Joan has a redoubtable history in the comics trade, having been part of the Hi-Horse collective - comprising Joan, Howard John Arey, Bishakh Som, and Mome star Andrice Arp - since its founding in 2000. She is also a regular at
Here’s what Joan has to say about the many drawings of Julia Child she’s done over the last few years:
“The very first Julia image I made was done in the style of a Russian icon, and I was inspired to do it as a birthday present for my husband, who has been a huge fan of Julia Child since he was a kid.
Early in our relationship, we started watching DVD's of her old shows, and marveling at what a fantastic and funny person she was. Then I became fascinated enough to read her biography, "Appetite for Life," by Noel Riley Fitch, which is excellent.
When I was invited to create an installation for the Opolis show, curated by Jason Little, in which cartoonists were challenged to tell a visual story using a 3D model of a city block, I chose to tell the story of Julia's life by re-creating pivotal scenes and housing them in models of the buildings were they occurred.

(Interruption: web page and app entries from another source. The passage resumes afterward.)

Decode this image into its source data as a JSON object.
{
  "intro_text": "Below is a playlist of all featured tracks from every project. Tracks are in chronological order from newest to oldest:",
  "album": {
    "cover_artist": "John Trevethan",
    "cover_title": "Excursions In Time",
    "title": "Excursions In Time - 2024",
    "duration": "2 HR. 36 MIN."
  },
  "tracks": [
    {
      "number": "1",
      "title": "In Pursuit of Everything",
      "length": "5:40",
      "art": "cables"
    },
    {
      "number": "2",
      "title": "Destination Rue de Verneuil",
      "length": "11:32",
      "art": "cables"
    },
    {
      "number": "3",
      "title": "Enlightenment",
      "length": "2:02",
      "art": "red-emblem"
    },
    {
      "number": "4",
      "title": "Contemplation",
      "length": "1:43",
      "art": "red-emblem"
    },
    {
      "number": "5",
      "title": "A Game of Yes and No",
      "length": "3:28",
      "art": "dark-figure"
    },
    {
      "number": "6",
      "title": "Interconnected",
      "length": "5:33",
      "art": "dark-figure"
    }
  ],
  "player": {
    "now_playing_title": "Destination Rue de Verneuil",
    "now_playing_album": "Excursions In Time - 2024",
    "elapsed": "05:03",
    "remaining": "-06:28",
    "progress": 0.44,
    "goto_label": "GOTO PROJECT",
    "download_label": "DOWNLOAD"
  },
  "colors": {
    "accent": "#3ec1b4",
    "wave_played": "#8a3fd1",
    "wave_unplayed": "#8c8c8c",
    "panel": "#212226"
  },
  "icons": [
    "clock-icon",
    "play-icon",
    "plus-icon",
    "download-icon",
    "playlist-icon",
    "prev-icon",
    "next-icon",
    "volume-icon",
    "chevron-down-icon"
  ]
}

So the black-and-white line drawings of her at different ages were character studies for that exhibit, and then the color scene of Julia having dinner in China with a bunch of servicemen is one of the scenes I created for the installation.”
PS If you want to read more about Julia Child, Random House has a fantastic group of primary source documents - scouting and editors' reports - on Mastering the Art of French Cooking here.